Lovemore Zigara, Midlands Correspondent
REDCLIFF-based steel manufacturer, Steelmakers Zimbabwe has abandoned the export market due to the firming of the greenback against regional currencies making it uncompetitive for the company to keep exporting.
The company manufactures close to 36,000 tonnes of steel per annum which is converted to various shapes to cater for the engineering, agriculture, motoring, mining, construction and manufacturing industries.
Steelmakers group general manager, Alexander Johnson told Business Chronicle that the company has halted exports unless the government intervenes and introduces export incentives.
“We won’t be able to export this year due to the continued firming of the United States dollar against regional currencies where we export almost 50 percent of our products.
“Our competitors in the region have their own currencies which they’re able to adjust against any shocks on the market but that is not the case with us because the currency we’re using is not ours,” he said.
“The only consideration for Steelmakers to resume exports would be if government intervenes and comes on board and offers incentives to exporters.
“At the moment our competitors have a huge competitive edge,” said Johnson.
The steel producer has since abandoned its expansion plans, which if implemented would see the company’s sponge iron plant in Masvingo increasing output tenfold from its present 30,000 tonnes per annum.
The project which needs a capital injection of about $155 million will see sponge iron at the Masvingo plant further converted to Steel billets through a process that would generate 18 megawatts of power from waste gases.
Despite the setback, Steelmakers is set to increase its capacity utilisation levels from 40 percent to 60.
“The operating environment for this year looks gloomy but we’ll go on with our plans to boost capacity utilisation to 60 percent.
“We’ll increase our shifts from two to three at our Redcliff plant in the first quarter of this year as we seek to satisfy the local market,” he said.
Iron and steel demand is likely to be boosted by infrastructural development deals signed between President Mugabe and his Chinese counterpart, Xi Jinping when the latter visited the country late last year.

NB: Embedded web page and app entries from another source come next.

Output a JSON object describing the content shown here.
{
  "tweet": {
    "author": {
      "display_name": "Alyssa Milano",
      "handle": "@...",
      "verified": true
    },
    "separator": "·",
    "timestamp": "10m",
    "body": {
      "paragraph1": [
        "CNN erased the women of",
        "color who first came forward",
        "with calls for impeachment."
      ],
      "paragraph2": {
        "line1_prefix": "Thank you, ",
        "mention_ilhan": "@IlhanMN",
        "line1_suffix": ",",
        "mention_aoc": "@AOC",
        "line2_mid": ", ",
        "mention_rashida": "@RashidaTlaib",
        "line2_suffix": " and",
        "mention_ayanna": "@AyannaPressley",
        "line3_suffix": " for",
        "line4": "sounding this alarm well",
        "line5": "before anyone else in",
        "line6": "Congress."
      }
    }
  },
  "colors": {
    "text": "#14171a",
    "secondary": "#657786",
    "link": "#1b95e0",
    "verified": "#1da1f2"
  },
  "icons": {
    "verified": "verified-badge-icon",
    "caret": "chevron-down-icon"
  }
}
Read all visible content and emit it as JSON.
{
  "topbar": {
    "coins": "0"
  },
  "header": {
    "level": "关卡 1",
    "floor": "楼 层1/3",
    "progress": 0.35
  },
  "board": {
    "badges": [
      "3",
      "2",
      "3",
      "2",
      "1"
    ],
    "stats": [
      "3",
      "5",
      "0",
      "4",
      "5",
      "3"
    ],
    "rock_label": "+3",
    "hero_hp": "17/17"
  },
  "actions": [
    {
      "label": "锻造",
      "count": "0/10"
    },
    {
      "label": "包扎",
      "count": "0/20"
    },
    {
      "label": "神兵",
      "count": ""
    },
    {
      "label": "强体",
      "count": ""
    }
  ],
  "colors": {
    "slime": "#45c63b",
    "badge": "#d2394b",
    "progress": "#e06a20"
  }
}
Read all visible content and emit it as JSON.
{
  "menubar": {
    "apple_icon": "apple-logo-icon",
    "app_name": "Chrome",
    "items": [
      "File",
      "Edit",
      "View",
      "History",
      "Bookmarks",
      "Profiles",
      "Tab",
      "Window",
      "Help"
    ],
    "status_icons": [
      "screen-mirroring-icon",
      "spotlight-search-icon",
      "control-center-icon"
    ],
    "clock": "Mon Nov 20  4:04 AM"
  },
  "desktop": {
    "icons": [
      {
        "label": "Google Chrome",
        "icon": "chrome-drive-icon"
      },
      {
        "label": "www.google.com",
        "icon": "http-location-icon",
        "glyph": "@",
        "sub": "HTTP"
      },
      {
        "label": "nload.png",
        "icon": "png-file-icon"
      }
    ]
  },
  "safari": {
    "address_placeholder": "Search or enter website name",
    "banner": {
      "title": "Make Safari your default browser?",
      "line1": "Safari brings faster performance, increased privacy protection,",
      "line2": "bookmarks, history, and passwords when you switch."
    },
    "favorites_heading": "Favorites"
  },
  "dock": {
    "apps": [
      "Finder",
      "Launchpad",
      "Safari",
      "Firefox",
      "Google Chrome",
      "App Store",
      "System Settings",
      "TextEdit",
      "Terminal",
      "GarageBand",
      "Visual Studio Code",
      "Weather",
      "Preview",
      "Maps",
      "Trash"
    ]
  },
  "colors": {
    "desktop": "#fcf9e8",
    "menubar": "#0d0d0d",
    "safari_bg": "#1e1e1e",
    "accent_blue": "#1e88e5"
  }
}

During the visit by the Chinese president, the two countries signed investment deals worth $4 billion in areas that include infrastructural development, energy and power development, pharmaceutical warehousing, and telecommunications.